An over-sized, polychromed woodcarving of a female figure, her proper right arm raised above waist-height and that hand grasping the top of a sword scabbard. Her proper left arm hangs down beside her body and that hand grasps both a laurel wreath and the top of a triangular shield, the lower tip of which rests on the simulated ground. The shield's lower portion alternates red and white vertical stripes; the upper portion consists of white stars on a blue field. The wreath obscures some of the stars. She wears a short-sleeved gray-green toga-like robe and, over it, a loose wrap that is yellow on one side and red with a blue, star-decorated border on the other. Her waist-length black hair hangs loose down her back. She wears a liberty cap on her head.

Artist unidentified.
Label:Variations of this symbol of America enjoyed wide popularity, particularly during the late nineteenth and early twentieth centuries. While ultimately harking back to allegorical representations associated with the French Revolution, the imagery was readily adapted for American purposes. American figures typically included the patriotic motifs shown here: a liberty cap, a laurel wreath, a federal shield, and a sword (or sometimes a torch). The actual sword is missing from this example, but its scabbard remains.
Sometimes marketed under the alternative title "Goddess of Liberty," similar cast zinc figures were fabricated by many foundries. The Museum's woodcarving likely derived from a casting that was created by M. J. Seelig and Company of Williamsburg, New York, and retailed by William Demuth and Company of New York City. Other versions were sold by New York City's J. L. Mott Iron Works. The Museum's woodcarving probably functioned much as did its cast zinc sisters, which are known to have been carried in parades and displayed in public or semi-public spaces, where they reminded Americans of not only their commitment to liberty but also (through the symbol of the sword) the cost of maintaining it.

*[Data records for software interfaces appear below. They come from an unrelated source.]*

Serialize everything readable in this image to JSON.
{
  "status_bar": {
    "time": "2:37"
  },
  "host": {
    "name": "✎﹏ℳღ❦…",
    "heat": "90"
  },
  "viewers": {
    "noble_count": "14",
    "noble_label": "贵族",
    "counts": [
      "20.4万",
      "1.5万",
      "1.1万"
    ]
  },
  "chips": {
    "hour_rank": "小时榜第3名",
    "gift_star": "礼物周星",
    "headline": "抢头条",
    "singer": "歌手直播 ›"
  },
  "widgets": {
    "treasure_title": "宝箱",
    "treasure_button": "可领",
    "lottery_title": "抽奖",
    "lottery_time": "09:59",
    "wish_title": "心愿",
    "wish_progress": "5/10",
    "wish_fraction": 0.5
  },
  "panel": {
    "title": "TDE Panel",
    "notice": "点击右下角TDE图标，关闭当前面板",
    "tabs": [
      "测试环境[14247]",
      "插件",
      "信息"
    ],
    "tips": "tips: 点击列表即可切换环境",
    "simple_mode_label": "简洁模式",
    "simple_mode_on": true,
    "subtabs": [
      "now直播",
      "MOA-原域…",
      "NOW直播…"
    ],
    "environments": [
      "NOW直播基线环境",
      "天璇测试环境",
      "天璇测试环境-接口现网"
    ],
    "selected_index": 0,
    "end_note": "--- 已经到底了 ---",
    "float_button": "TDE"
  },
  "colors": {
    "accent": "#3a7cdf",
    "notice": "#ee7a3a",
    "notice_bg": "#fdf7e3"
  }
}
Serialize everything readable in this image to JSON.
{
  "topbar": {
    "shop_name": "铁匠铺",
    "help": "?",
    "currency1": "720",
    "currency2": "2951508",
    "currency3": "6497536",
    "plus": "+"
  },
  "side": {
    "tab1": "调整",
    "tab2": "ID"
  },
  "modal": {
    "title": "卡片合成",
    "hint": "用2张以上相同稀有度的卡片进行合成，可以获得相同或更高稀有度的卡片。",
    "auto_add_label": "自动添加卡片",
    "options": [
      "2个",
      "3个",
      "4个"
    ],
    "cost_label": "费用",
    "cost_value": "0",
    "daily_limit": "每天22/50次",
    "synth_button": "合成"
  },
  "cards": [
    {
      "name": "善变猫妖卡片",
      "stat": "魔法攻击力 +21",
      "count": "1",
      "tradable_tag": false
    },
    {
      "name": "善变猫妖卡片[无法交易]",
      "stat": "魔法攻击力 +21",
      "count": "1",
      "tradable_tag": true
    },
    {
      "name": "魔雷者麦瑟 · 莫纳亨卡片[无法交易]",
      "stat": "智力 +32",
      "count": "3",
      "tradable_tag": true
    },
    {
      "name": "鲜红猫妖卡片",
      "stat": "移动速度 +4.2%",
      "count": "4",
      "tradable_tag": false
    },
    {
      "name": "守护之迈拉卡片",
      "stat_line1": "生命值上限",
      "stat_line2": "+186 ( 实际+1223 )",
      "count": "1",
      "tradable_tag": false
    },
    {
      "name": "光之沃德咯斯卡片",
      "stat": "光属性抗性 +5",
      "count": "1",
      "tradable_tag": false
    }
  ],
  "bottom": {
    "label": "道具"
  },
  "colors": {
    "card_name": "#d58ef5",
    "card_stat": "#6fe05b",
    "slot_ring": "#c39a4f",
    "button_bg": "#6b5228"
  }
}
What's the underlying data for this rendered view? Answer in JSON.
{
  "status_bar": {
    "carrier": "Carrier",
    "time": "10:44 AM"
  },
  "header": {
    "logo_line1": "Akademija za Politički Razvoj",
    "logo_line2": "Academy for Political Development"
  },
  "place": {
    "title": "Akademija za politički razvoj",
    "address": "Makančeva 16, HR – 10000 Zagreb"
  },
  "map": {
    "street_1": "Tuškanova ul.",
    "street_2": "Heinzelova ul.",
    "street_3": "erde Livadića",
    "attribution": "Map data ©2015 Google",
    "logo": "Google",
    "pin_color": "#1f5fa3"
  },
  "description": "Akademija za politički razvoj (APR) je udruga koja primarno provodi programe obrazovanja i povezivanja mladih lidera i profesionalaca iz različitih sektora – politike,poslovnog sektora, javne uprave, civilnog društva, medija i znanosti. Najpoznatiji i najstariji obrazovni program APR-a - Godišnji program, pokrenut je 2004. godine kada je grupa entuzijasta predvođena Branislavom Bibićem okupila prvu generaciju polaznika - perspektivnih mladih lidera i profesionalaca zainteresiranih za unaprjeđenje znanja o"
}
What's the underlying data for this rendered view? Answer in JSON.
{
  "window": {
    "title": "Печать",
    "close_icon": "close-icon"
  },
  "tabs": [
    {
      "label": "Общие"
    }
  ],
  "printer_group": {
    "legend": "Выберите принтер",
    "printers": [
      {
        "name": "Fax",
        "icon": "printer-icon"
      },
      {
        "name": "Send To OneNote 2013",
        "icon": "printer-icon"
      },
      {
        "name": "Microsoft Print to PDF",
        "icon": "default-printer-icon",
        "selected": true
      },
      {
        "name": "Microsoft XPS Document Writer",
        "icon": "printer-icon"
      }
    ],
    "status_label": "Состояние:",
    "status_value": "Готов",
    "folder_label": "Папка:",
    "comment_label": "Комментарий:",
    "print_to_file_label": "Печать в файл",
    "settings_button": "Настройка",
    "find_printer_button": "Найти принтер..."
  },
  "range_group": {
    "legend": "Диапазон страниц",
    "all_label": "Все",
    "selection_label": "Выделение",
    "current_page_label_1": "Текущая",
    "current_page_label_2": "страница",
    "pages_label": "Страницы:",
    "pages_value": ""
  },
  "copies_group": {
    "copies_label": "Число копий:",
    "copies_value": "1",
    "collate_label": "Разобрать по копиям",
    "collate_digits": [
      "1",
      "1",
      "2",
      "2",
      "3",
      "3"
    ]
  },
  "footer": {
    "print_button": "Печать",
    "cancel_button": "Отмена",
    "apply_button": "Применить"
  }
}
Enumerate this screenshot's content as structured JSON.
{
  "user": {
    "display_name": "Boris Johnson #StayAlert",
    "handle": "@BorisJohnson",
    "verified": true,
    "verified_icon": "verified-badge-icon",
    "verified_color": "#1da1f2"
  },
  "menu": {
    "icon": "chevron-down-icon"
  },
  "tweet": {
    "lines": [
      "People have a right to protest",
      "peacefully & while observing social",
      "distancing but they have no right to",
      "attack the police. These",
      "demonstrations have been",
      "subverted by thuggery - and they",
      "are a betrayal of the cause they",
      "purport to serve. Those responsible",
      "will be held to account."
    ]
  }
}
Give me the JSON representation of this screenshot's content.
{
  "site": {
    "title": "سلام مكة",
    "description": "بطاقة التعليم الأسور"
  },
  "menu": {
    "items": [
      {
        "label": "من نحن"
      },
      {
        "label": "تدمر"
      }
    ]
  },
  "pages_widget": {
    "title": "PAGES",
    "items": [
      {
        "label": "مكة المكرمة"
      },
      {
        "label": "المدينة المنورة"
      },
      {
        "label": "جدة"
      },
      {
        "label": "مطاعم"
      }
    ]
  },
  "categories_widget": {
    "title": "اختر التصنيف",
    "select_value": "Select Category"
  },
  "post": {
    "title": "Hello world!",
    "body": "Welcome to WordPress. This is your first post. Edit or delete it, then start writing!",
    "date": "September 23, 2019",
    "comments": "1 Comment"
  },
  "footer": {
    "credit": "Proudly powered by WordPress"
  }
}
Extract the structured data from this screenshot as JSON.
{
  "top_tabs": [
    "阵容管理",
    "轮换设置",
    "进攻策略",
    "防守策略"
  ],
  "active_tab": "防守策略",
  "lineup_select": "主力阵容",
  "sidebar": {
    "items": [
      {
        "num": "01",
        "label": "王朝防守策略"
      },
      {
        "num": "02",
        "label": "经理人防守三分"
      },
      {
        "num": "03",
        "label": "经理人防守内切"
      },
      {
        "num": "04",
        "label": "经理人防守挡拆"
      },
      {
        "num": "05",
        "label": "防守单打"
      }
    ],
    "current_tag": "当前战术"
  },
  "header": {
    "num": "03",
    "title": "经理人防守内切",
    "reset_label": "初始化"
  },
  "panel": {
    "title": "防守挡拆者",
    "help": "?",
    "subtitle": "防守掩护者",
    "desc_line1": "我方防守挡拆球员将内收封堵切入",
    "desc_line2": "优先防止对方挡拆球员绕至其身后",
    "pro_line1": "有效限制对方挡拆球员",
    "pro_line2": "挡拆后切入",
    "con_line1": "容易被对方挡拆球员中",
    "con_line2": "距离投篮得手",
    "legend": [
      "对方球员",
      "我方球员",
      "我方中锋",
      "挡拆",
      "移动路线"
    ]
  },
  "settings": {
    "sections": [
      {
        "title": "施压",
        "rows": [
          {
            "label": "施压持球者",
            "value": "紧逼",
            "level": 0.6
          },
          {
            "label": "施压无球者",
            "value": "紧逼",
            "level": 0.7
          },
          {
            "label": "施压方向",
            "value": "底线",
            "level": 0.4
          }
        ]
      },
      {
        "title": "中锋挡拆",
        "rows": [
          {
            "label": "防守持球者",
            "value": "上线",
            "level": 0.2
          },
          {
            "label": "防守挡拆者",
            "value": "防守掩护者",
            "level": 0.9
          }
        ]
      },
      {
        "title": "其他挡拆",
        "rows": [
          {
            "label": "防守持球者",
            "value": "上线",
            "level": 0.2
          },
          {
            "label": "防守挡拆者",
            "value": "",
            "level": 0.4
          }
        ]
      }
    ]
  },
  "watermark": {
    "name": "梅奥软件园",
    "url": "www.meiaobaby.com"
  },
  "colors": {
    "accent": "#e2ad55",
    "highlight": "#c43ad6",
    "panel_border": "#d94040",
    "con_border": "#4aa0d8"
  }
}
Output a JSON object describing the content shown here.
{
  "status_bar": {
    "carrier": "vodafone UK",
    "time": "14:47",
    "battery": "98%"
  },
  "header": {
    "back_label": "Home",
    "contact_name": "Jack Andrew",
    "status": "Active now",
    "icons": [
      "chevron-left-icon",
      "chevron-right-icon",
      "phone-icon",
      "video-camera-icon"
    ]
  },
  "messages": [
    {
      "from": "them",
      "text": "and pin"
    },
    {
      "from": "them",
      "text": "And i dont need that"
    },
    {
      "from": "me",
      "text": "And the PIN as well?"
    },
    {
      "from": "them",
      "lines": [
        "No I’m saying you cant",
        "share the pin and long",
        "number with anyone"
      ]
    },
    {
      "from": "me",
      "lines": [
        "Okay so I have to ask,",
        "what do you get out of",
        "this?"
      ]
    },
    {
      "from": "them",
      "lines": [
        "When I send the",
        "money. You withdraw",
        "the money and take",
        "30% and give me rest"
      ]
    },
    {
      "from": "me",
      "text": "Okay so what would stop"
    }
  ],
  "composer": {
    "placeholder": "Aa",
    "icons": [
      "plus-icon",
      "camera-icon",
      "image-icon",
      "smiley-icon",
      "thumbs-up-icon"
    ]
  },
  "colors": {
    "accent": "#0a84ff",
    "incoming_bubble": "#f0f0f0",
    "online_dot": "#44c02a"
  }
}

Provenance:Ownership prior to Allis (CWF's vendor) is undocumented.